Santa Claus doesn’t exist – when should the children be told about history?
E.H. Gombrich is probably best known as the author of a wonderful book on the History of Art, which I guess must have made its way, at some time, to every Art lovers bookshelf.
I recently discovered that he had, as a young man, written a wonderful history book for children, which was published in Austria in 1935, much later, translated into twenty five languages, , but only towards the end of Gombrich’s life (he died in 2001) did he produce an English version. This has also updated the History, taking it to the collapse of the Soviet bloc. Gombrich, born in Vienna in 1909, was an Austrian Jew, and made his home in England in 1936.
He originally wrote A Little History of The World, a history book for children, when he had been commissioned to translate an English history book into German. Gombrich was not very complimentary about the history book, instead, suggested to be publisher that he could do rather better, by writing a book about history himself, for children, The publisher took him up on this, and, quite astonishingly, he wrote his wonderful ‘little history’ in 6 weeks .
The sweep of this effortlessly readable book starts in prehistory, and in 40 chapters arrives at the tail end of the twentieth century.
Whilst there is a major focus on European history, what Gombrich is really looking at is a kind of exploration of empires – whether these are empires of the mind, of ideology, ideas, religions, politics and of course the regrettable history of empires won and lost through club, sword, firearm, bomb and all the rest of mankind’s panoply of destructive devices.
It has to be said, an account of several thousands of years of interminable war, war which almost every tribe humanity might belong to (whether city states, nation states, countries, followers of religious, political or other belief systems) seems, if it gets any sort of power, to want to batter another grouping into submission to, makes for pretty depressing, despairing reading. In some ways, stunning though this is, I’m quite glad I didn’t read it as a child, since I’m pretty sure I might have succumbed to hopelessness.

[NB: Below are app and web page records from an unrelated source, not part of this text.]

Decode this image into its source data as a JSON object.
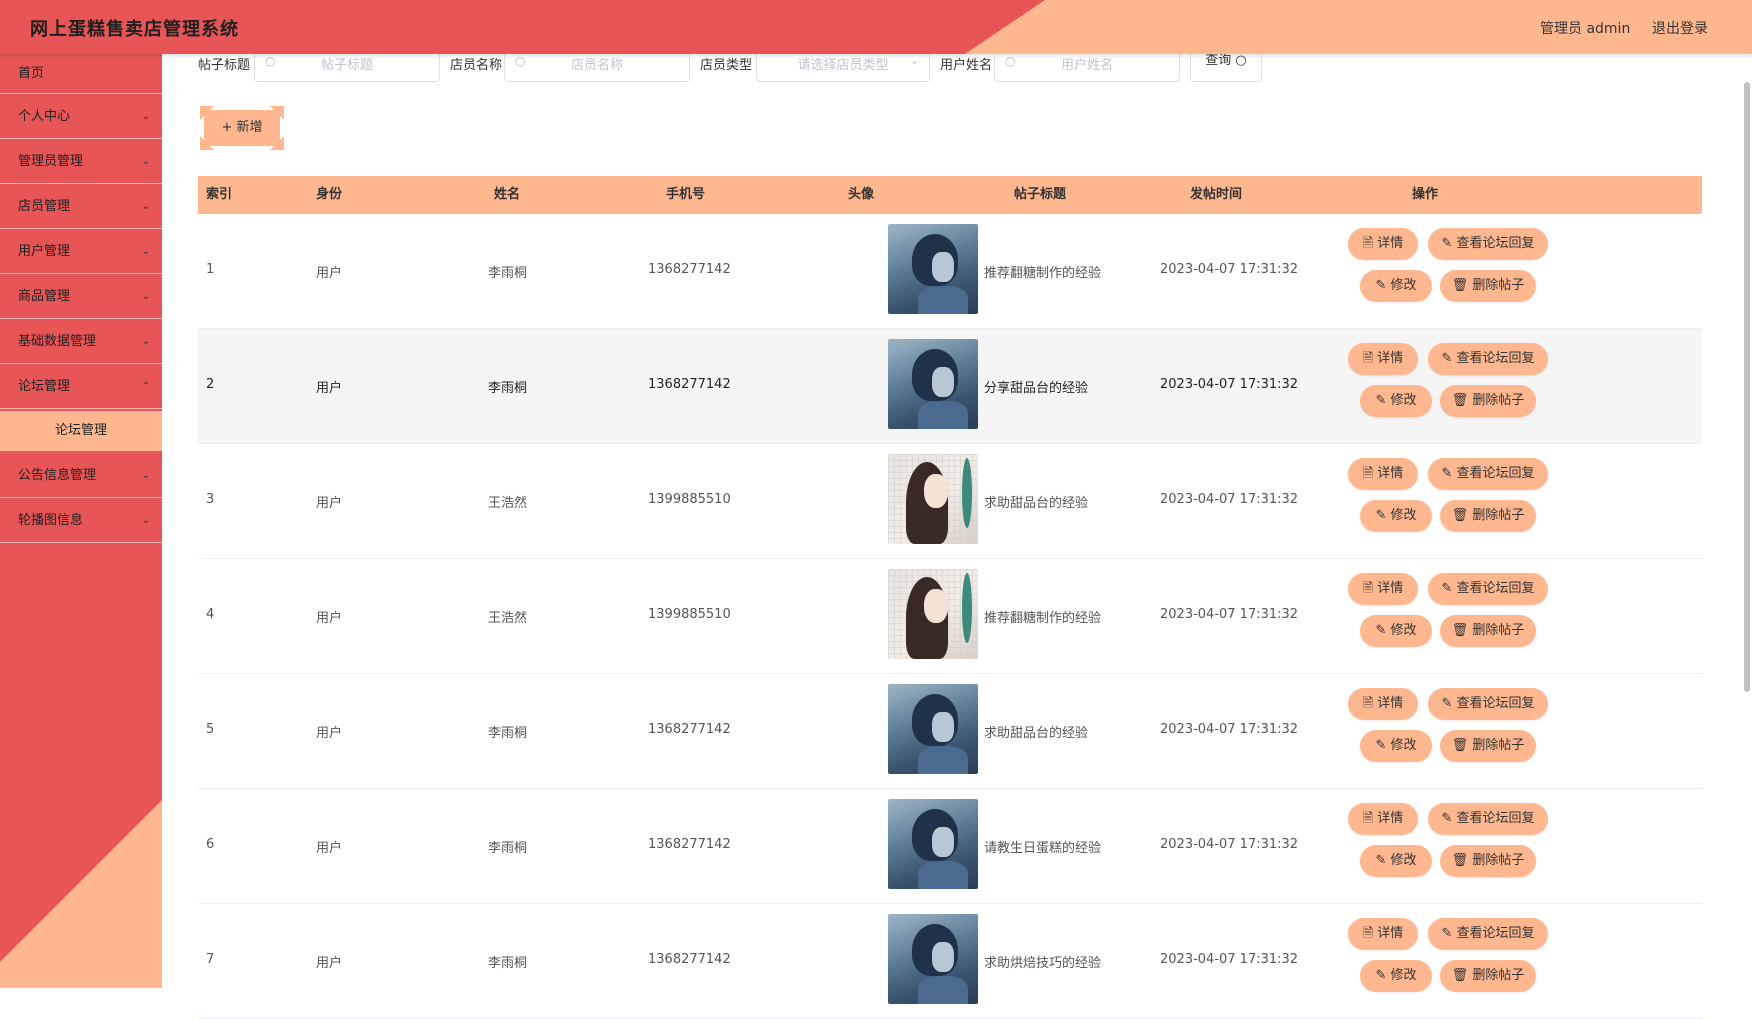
{
  "header": {
    "title": "网上蛋糕售卖店管理系统",
    "admin_label": "管理员 admin",
    "logout": "退出登录"
  },
  "sidebar": {
    "items": [
      {
        "label": "首页",
        "chevron": ""
      },
      {
        "label": "个人中心",
        "chevron": "⌄"
      },
      {
        "label": "管理员管理",
        "chevron": "⌄"
      },
      {
        "label": "店员管理",
        "chevron": "⌄"
      },
      {
        "label": "用户管理",
        "chevron": "⌄"
      },
      {
        "label": "商品管理",
        "chevron": "⌄"
      },
      {
        "label": "基础数据管理",
        "chevron": "⌄"
      },
      {
        "label": "论坛管理",
        "chevron": "⌃"
      }
    ],
    "sub_item": "论坛管理",
    "items_after": [
      {
        "label": "公告信息管理",
        "chevron": "⌄"
      },
      {
        "label": "轮播图信息",
        "chevron": "⌄"
      }
    ]
  },
  "search": {
    "title_label": "帖子标题",
    "title_placeholder": "帖子标题",
    "staff_label": "店员名称",
    "staff_placeholder": "店员名称",
    "type_label": "店员类型",
    "type_placeholder": "请选择店员类型",
    "user_label": "用户姓名",
    "user_placeholder": "用户姓名",
    "query_button": "查询"
  },
  "add_button": "+ 新增",
  "table": {
    "headers": [
      "索引",
      "身份",
      "姓名",
      "手机号",
      "头像",
      "帖子标题",
      "发帖时间",
      "操作"
    ],
    "rows": [
      {
        "index": "1",
        "role": "用户",
        "name": "李雨桐",
        "phone": "1368277142",
        "avatar": "boy",
        "title": "推荐翻糖制作的经验",
        "time": "2023-04-07 17:31:32"
      },
      {
        "index": "2",
        "role": "用户",
        "name": "李雨桐",
        "phone": "1368277142",
        "avatar": "boy",
        "title": "分享甜品台的经验",
        "time": "2023-04-07 17:31:32"
      },
      {
        "index": "3",
        "role": "用户",
        "name": "王浩然",
        "phone": "1399885510",
        "avatar": "girl",
        "title": "求助甜品台的经验",
        "time": "2023-04-07 17:31:32"
      },
      {
        "index": "4",
        "role": "用户",
        "name": "王浩然",
        "phone": "1399885510",
        "avatar": "girl",
        "title": "推荐翻糖制作的经验",
        "time": "2023-04-07 17:31:32"
      },
      {
        "index": "5",
        "role": "用户",
        "name": "李雨桐",
        "phone": "1368277142",
        "avatar": "boy",
        "title": "求助甜品台的经验",
        "time": "2023-04-07 17:31:32"
      },
      {
        "index": "6",
        "role": "用户",
        "name": "李雨桐",
        "phone": "1368277142",
        "avatar": "boy",
        "title": "请教生日蛋糕的经验",
        "time": "2023-04-07 17:31:32"
      },
      {
        "index": "7",
        "role": "用户",
        "name": "李雨桐",
        "phone": "1368277142",
        "avatar": "boy",
        "title": "求助烘焙技巧的经验",
        "time": "2023-04-07 17:31:32"
      }
    ],
    "actions": {
      "detail": "详情",
      "view_reply": "查看论坛回复",
      "edit": "修改",
      "delete": "删除帖子"
    }
  },
  "colors": {
    "primary_red": "#e85556",
    "accent_peach": "#ffb78f"
  }
}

What absolutely makes this book at all possible, in terms of a sensitive young mind not getting overwhelmed and distraught by our peculiar species, is the great warmth, the immense humanity, and, yes, despite our bloody history, the compassionate optimism of Gombrich, who at every turn also sees the wonders and the marvels, the intelligence, the curiosity, the excitement and the heart that is also humanity’s heritage.
And then there is the far from small matter that he writes like a dream, talks directly to, rather than down to, his intended young audience – not to mention his admiring older audience.
He will, I hope, reach small people who might, by this, want to take charge of learning the sad lessons of the past, in order to help us to better avoid repeating errors in the future.
Here is Gombrich, with a wonderfully poetic and heartfelt, not to mention wise and encouraging, exhortation to his young audience, on the theme of time, and history itself, as a river. He has taken his audience on an imaginary journey, flying along the river of time, from prehistory to the present, and presents this spacious, soulful image
From close up, we can see it is a real river, with rippling waves like the sea. A strong wind is blowing and there are little crests of foam on the waves. Look carefully at the millions of shimmering white bubbles rising and then vanishing with each wave. Over and over again, new bubbles come to the surface and then vanish in time with the waves. For a brief moment they are lifted on the wave’s crest and then they sink down and are seen no more. We are like that. Each one of us no more than a tiny glimmering thing, a sparkling droplet on the waves of time which flow past beneath us into an unknown, misty future. We leap up, look around us and, before we know it, we vanish again. We can hardly be seen in the great river of time. New drops keep rising to the surface. And what we call our fate is no more than our struggle in that multitude of droplets in the rise and fall of one wave. But we must make use of that moment. It is worth the effort.
This is a marvellous, fascinating, deeply thought provoking, highly engaging and interesting book
It is beautifully complemented by woodcut images at the head of each chapter, by Clifford Harper